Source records
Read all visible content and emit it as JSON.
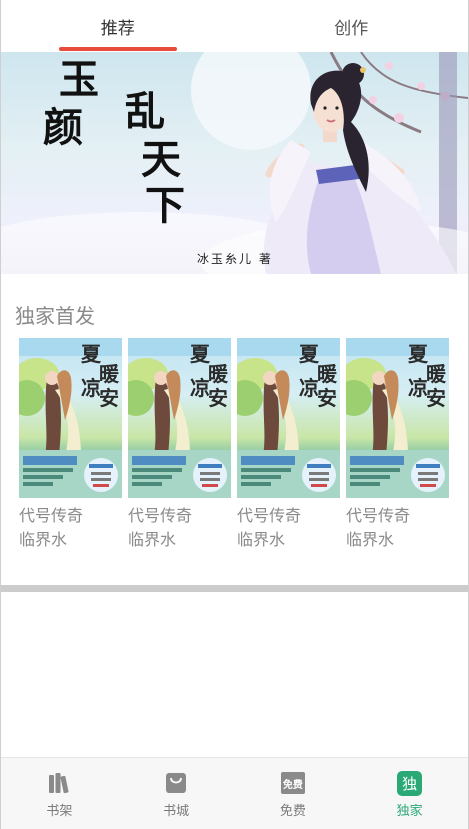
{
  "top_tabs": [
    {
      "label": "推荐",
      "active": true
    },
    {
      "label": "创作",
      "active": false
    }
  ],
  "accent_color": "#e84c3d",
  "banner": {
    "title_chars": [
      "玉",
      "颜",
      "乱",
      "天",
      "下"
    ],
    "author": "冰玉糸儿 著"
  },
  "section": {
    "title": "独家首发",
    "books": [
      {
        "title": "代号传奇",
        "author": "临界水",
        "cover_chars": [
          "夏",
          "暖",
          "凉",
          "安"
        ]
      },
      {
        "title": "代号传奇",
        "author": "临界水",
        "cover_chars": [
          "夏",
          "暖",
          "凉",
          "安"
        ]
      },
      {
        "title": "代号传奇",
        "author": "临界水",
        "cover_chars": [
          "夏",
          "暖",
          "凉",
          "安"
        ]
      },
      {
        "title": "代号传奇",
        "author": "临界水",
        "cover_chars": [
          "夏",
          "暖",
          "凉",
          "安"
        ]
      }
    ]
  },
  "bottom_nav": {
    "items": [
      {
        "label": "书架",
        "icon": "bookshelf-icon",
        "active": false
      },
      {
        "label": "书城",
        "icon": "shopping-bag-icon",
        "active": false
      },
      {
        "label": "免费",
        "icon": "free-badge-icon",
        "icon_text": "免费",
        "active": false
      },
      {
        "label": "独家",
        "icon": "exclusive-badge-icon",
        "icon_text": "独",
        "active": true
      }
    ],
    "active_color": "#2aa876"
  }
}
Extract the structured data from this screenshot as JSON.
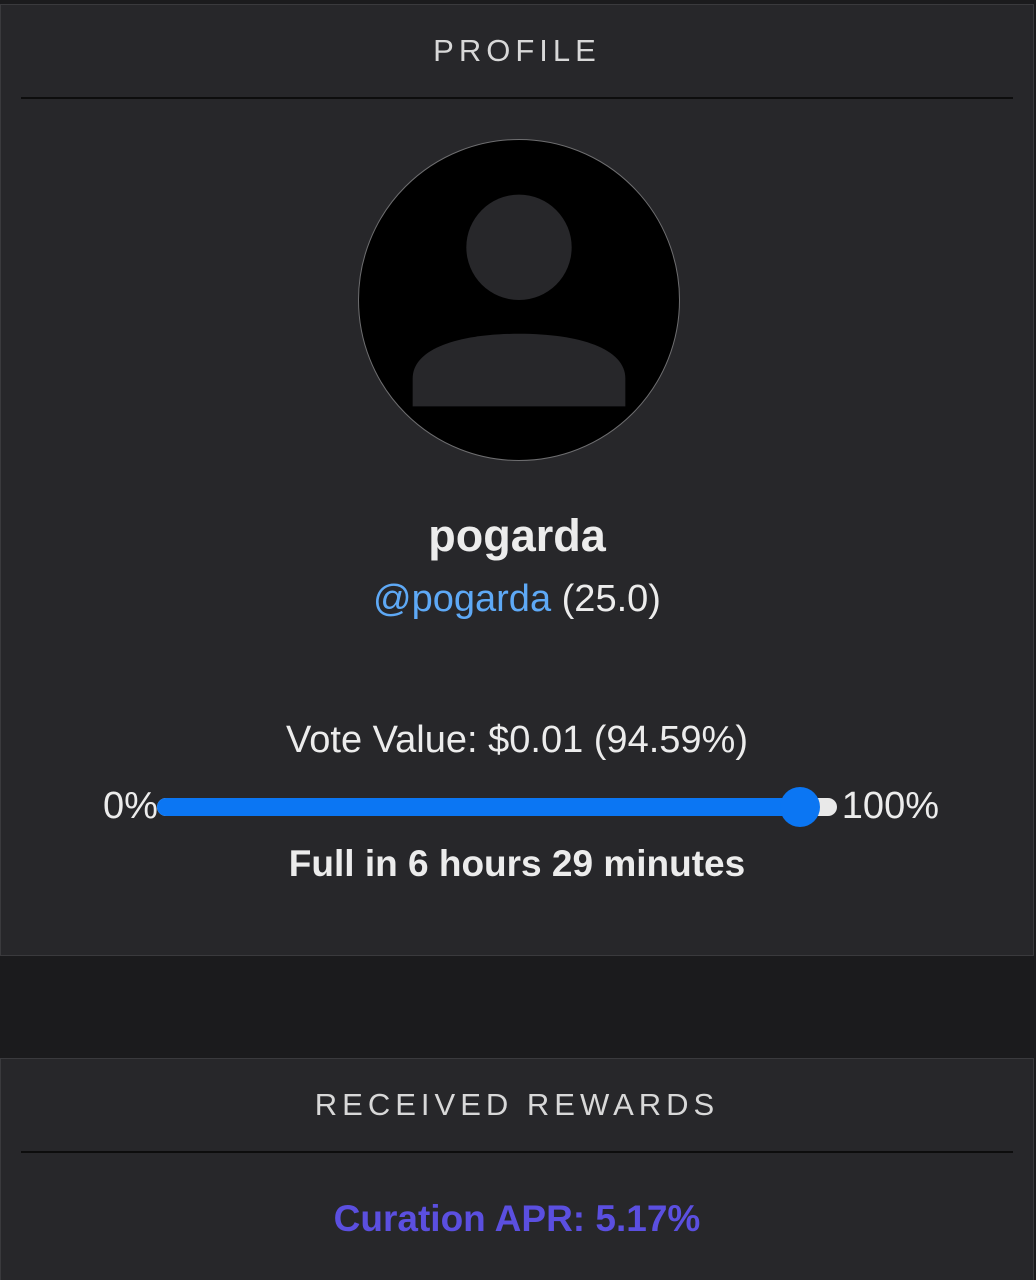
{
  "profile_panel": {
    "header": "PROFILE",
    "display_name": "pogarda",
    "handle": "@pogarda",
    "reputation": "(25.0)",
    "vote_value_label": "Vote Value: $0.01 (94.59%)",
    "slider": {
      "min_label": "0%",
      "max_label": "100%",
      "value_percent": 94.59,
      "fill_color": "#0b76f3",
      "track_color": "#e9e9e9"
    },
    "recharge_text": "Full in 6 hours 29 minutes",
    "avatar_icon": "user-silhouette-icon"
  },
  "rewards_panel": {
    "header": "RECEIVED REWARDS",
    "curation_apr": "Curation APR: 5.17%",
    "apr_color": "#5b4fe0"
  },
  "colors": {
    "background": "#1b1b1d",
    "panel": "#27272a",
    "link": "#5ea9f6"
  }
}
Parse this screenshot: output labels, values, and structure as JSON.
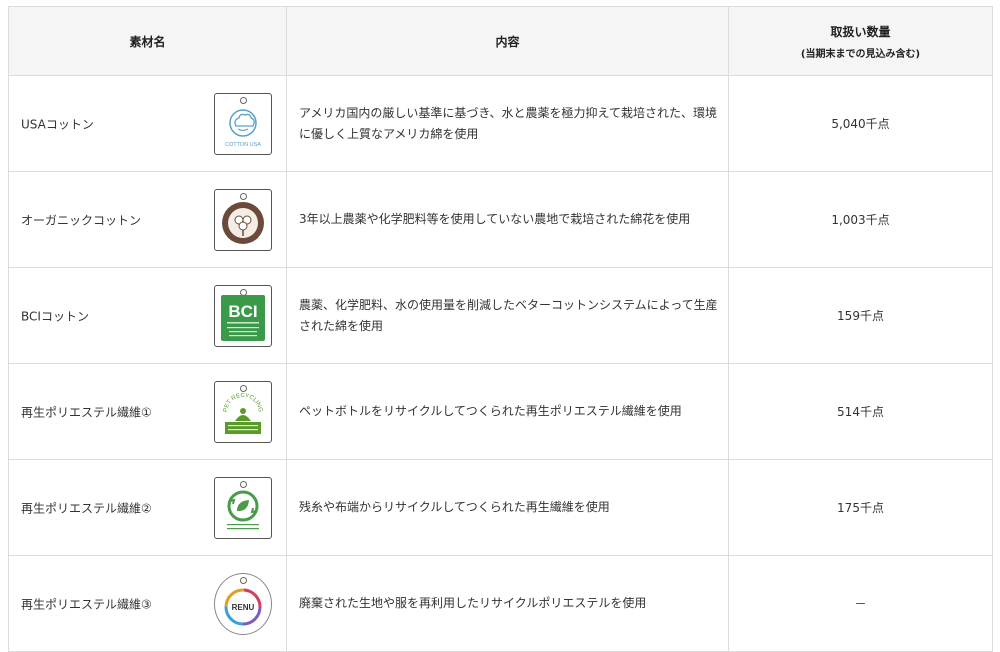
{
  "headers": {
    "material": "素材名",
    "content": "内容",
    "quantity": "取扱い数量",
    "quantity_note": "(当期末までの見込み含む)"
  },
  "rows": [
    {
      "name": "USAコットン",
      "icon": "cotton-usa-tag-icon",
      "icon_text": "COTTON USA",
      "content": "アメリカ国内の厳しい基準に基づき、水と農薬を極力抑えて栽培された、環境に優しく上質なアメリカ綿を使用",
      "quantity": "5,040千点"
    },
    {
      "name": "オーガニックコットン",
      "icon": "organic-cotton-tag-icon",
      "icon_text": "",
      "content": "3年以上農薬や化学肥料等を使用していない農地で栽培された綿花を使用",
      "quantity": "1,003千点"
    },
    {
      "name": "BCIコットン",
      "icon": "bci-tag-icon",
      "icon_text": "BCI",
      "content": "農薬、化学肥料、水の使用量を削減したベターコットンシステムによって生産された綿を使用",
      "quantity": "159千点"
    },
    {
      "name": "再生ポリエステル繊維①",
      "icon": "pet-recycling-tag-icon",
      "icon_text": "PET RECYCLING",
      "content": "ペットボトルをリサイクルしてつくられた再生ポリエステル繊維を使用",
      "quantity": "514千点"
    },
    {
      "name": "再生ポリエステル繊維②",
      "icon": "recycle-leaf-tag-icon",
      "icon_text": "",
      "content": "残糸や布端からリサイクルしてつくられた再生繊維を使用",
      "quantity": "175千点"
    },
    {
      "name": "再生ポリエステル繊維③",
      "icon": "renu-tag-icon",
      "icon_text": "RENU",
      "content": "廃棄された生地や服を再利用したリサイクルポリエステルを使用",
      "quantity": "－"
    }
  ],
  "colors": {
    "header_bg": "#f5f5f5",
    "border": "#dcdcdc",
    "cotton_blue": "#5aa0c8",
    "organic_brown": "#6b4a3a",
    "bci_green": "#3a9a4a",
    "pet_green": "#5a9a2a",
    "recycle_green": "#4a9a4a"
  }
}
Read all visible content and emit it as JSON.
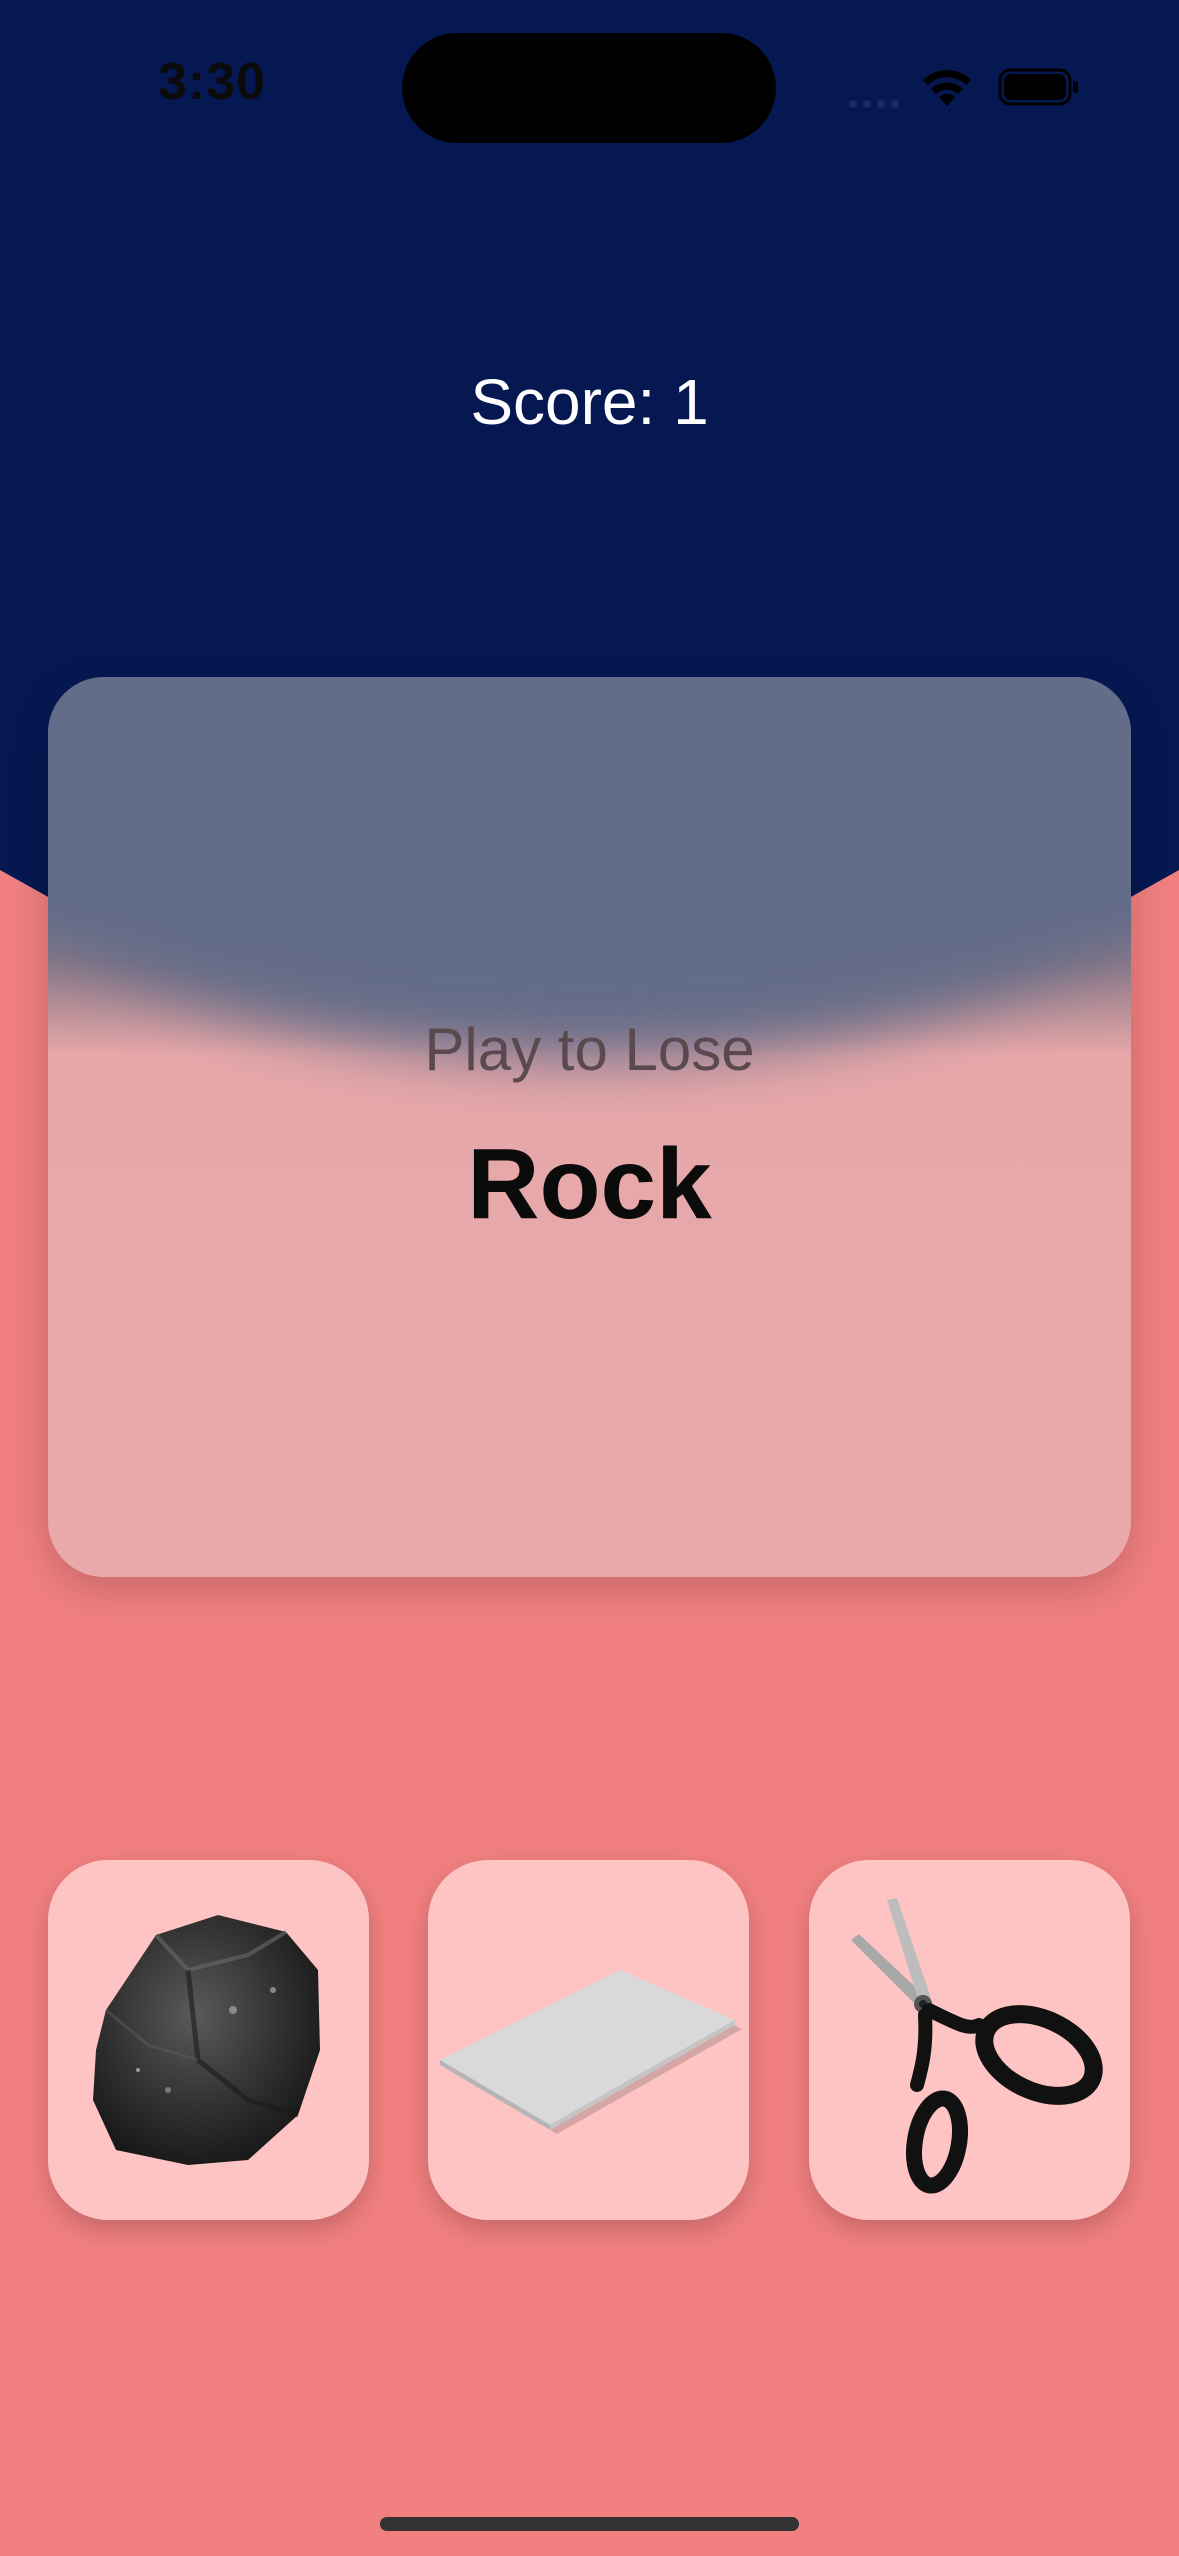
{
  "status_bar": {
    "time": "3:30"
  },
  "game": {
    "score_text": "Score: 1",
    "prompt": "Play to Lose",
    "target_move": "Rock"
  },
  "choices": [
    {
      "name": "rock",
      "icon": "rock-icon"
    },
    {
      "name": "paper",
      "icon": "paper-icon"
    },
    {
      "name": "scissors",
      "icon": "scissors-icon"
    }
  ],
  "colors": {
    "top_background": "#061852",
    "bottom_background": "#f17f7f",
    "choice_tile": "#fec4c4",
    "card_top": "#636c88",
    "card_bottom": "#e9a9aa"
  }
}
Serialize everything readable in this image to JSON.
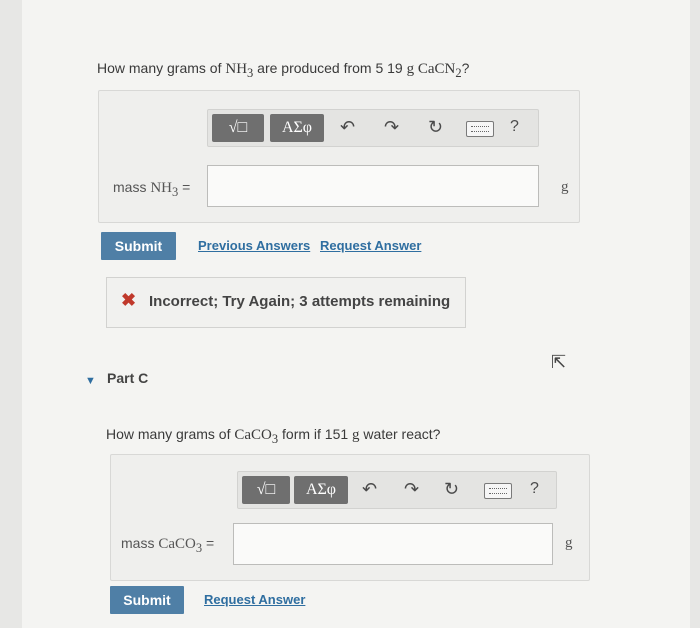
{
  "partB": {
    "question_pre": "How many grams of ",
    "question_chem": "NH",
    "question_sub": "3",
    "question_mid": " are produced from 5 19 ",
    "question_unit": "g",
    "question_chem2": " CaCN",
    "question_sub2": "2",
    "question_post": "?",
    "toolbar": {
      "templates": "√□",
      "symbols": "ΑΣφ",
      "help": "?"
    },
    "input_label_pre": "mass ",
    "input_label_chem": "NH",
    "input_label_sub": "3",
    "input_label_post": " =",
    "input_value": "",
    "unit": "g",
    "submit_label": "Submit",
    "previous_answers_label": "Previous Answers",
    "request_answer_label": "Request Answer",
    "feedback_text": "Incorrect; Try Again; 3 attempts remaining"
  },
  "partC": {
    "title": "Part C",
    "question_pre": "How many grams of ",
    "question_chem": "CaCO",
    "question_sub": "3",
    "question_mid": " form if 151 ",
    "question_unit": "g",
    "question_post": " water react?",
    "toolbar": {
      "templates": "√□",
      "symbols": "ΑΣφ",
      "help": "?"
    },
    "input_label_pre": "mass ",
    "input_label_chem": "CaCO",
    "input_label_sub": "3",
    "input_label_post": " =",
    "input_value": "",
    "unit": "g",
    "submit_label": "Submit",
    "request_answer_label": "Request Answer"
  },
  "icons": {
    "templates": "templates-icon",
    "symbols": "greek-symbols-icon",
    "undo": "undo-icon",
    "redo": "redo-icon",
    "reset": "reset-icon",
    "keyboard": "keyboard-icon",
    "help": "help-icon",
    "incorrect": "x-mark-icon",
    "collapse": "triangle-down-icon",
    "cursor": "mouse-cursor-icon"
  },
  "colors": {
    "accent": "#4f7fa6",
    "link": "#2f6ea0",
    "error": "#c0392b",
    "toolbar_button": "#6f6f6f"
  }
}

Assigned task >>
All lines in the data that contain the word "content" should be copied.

Final answer >>
Read all visible content and emit it as JSON.
    "content": "内容",
      "content": "アメリカ国内の厳しい基準に基づき、水と農薬を極力抑えて栽培された、環境に優しく上質なアメリカ綿を使用",
      "content": "3年以上農薬や化学肥料等を使用していない農地で栽培された綿花を使用",
      "content": "農薬、化学肥料、水の使用量を削減したベターコットンシステムによって生産された綿を使用",
      "content": "ペットボトルをリサイクルしてつくられた再生ポリエステル繊維を使用",
      "content": "残糸や布端からリサイクルしてつくられた再生繊維を使用",
      "content": "廃棄された生地や服を再利用したリサイクルポリエステルを使用",
Read all visible content and emit it as JSON.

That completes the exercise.